• App and web page records:
# # # # #

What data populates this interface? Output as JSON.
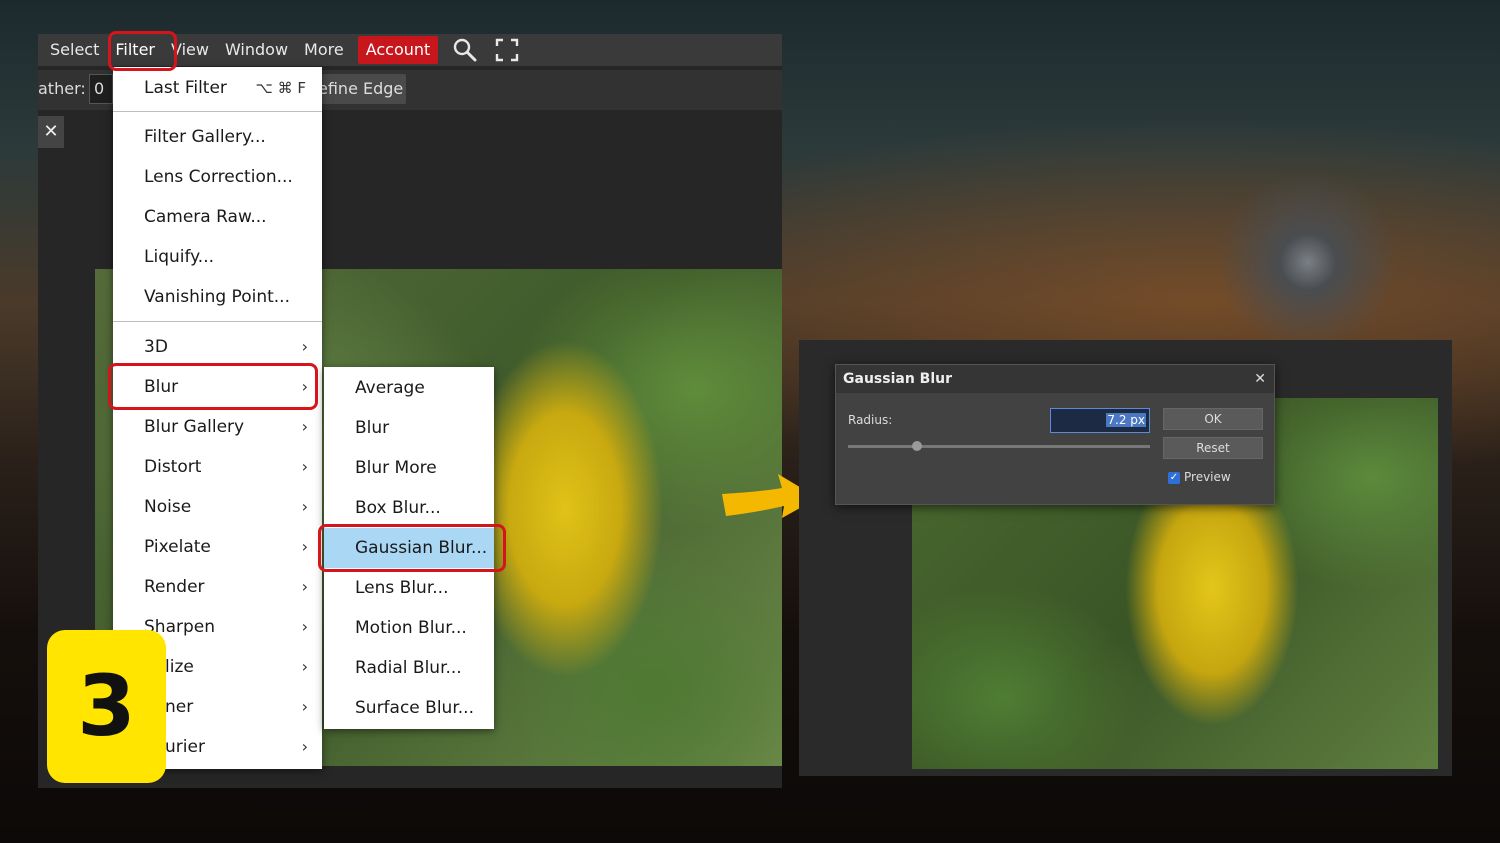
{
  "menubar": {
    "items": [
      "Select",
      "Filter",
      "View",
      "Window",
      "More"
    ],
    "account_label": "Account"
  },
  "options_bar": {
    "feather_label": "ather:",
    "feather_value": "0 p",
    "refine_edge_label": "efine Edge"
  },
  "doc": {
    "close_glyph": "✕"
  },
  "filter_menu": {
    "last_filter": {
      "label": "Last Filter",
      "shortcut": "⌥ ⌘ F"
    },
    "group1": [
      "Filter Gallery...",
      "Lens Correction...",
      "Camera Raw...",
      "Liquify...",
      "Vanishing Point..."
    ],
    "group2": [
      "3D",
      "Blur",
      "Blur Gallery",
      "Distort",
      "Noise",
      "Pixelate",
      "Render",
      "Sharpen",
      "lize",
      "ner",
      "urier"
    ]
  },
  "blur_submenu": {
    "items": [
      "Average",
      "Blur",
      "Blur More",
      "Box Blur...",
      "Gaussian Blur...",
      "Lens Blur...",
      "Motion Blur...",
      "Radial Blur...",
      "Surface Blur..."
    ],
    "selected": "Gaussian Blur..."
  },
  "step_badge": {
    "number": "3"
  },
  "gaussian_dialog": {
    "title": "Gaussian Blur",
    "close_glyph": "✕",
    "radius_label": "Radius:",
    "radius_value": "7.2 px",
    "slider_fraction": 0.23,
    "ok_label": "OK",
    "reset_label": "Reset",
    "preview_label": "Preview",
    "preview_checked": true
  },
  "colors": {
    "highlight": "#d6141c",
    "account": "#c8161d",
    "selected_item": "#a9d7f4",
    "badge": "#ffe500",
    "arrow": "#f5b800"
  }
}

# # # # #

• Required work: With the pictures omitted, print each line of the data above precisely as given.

• Task output:
What data populates this interface? Output as JSON.
{
  "menubar": {
    "items": [
      "Select",
      "Filter",
      "View",
      "Window",
      "More"
    ],
    "account_label": "Account"
  },
  "options_bar": {
    "feather_label": "ather:",
    "feather_value": "0 p",
    "refine_edge_label": "efine Edge"
  },
  "doc": {
    "close_glyph": "✕"
  },
  "filter_menu": {
    "last_filter": {
      "label": "Last Filter",
      "shortcut": "⌥ ⌘ F"
    },
    "group1": [
      "Filter Gallery...",
      "Lens Correction...",
      "Camera Raw...",
      "Liquify...",
      "Vanishing Point..."
    ],
    "group2": [
      "3D",
      "Blur",
      "Blur Gallery",
      "Distort",
      "Noise",
      "Pixelate",
      "Render",
      "Sharpen",
      "lize",
      "ner",
      "urier"
    ]
  },
  "blur_submenu": {
    "items": [
      "Average",
      "Blur",
      "Blur More",
      "Box Blur...",
      "Gaussian Blur...",
      "Lens Blur...",
      "Motion Blur...",
      "Radial Blur...",
      "Surface Blur..."
    ],
    "selected": "Gaussian Blur..."
  },
  "step_badge": {
    "number": "3"
  },
  "gaussian_dialog": {
    "title": "Gaussian Blur",
    "close_glyph": "✕",
    "radius_label": "Radius:",
    "radius_value": "7.2 px",
    "slider_fraction": 0.23,
    "ok_label": "OK",
    "reset_label": "Reset",
    "preview_label": "Preview",
    "preview_checked": true
  },
  "colors": {
    "highlight": "#d6141c",
    "account": "#c8161d",
    "selected_item": "#a9d7f4",
    "badge": "#ffe500",
    "arrow": "#f5b800"
  }
}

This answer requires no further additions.